Kendall board OKs higher per diems
By Steve Lord firstname.lastname@example.org April 24, 2012 3:33PM
Updated: May 26, 2012 8:04AM
Kendall County Board members recently supported an increase in the payment board members receive for attending meetings.
The board voted 5-3 in favor of increasing pay for each meeting attended — called a per diem — by $5 in 2016, and by another $5 in 2020.
That means the $85-a-meeting per diem would increase to $90 on Dec. 1, 2016, and to $95 on Dec. 1, 2020. The increase would not affect current board members, or board members who will be elected in November.
Board Chairman John Purcell supported the per diem hike.
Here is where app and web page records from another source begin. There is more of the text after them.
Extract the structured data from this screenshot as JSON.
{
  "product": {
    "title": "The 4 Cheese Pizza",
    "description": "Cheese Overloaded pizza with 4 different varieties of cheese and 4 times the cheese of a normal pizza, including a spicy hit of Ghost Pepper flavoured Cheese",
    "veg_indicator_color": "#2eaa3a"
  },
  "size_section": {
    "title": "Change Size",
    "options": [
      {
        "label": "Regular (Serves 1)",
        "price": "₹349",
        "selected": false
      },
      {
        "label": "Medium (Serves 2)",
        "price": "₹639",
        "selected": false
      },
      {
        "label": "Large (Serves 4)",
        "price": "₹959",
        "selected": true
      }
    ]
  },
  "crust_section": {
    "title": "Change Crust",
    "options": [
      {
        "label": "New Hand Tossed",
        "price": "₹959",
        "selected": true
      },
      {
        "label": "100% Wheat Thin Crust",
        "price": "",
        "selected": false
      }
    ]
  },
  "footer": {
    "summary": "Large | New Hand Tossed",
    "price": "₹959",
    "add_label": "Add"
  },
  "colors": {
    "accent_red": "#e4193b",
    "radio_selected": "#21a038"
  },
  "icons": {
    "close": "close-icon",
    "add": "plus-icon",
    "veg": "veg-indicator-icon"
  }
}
He responded to opponents of the increase who suggested that if board members declined to take an increase, it would set an example to others who are being asked to sacrifice.
“Board members haven’t had a raise in 10 years, and even with this it’s 14 years,” Purcell said. “If you want to set an example, is that the kind of example you want to set?”
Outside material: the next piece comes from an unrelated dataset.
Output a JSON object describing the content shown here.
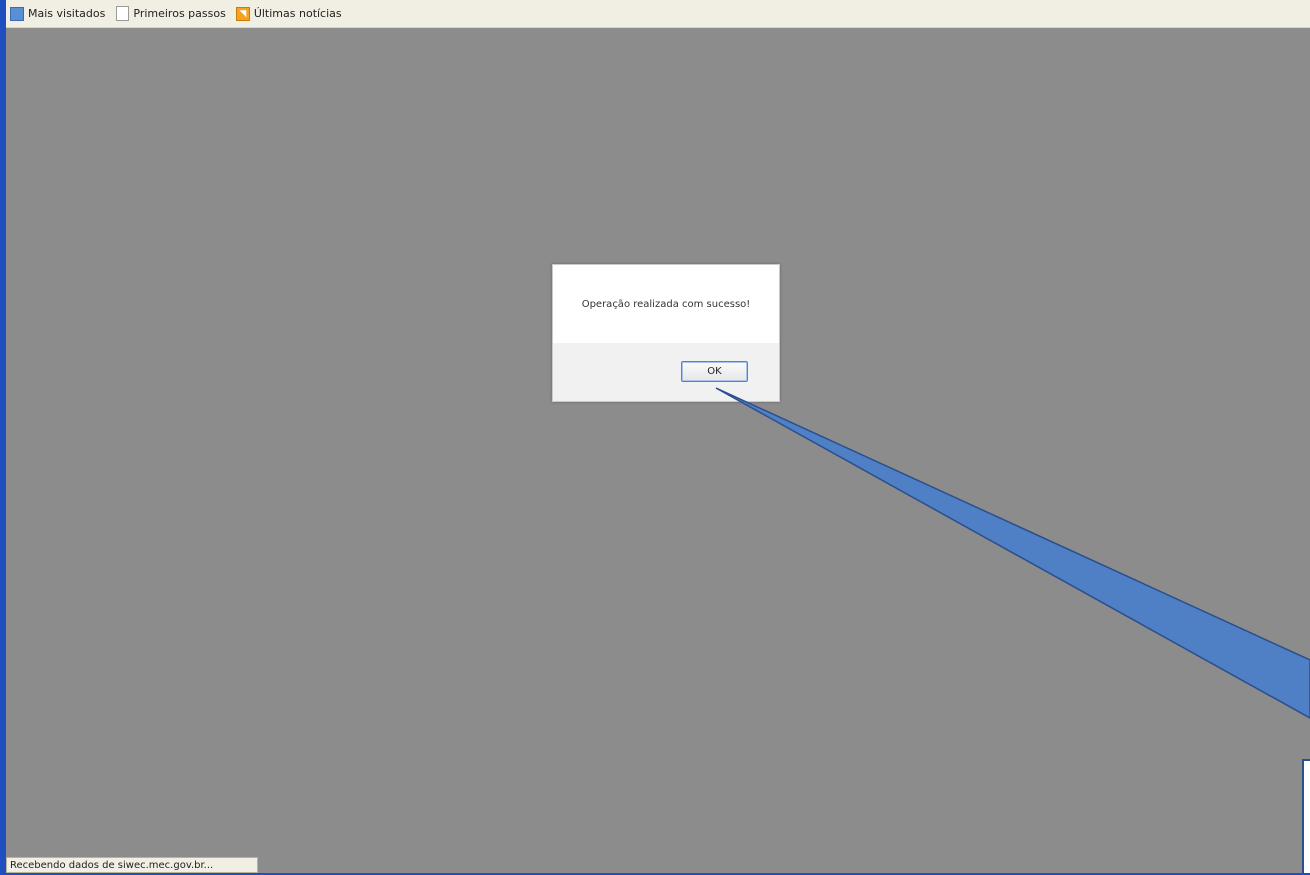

Board member Robert Davidson, who originally suggested the graduated hike, said he considered it a reasonable increase.
“I didn’t take this job for the per diem, but it does help pay the gas, pay the extra phone bill,” he said.
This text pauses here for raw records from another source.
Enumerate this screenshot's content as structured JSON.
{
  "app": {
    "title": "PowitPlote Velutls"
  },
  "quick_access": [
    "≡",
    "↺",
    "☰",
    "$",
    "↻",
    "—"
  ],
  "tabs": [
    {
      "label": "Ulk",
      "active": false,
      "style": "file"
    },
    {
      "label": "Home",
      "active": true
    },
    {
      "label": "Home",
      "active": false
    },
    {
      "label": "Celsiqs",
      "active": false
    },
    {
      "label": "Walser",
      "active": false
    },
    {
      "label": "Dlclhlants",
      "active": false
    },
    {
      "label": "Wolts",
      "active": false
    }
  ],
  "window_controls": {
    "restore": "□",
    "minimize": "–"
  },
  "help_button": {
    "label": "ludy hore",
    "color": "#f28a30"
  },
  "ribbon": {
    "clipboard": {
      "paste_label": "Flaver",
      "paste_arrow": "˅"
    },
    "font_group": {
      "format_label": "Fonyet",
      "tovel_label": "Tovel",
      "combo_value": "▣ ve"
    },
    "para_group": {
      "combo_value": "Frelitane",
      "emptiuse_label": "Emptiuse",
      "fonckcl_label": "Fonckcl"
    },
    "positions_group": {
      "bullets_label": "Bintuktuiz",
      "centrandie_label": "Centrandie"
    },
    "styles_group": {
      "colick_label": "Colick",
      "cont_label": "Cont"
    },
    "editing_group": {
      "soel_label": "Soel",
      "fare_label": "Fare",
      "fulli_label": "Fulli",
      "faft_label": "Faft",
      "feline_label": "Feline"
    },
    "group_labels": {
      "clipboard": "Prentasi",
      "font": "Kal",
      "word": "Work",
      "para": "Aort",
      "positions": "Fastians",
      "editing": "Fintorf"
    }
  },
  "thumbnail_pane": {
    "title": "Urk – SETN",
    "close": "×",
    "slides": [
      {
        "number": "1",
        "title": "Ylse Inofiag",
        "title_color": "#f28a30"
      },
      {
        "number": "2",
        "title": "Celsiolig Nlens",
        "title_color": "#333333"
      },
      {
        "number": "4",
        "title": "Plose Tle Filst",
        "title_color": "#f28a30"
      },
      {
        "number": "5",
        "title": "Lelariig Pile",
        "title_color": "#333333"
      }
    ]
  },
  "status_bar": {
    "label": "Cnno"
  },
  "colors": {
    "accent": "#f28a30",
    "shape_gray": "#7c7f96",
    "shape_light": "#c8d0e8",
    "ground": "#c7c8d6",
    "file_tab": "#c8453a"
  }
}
Board member Jeff Wehrli, who ultimately voted against the increase, said he would rather see the county pay for board members to have cell phones, “if we are going to raise the amount of money.” He said he always takes county calls on his own cell phone, but it runs up his bill.
“If I had a county phone, I could give that number out to everyone, carry it with me, I’d always be available,” he said.
Nancy Martin also voted against the increase. She said she never looked at the money made as a board member as enough to make a living on.
“When I got on the board, I didn’t even know you got paid,” she said.
The board voted 6-2 in support of eliminating the extra $3,000-a-year stipends for the chairmen of the Finance and the Planning, Building and Zoning committees.
Davidson and board member Dan Koukol both said they supported keeping the $3,000 stipend for the Finance Committee.
“That is quite a job,” Koukol said. “It takes a lot of time.”
Although board members supported the two initiatives, they will have to vote on them again as part of an overall resolution when they make decisions on other items, such as setting the elected officials’ salaries.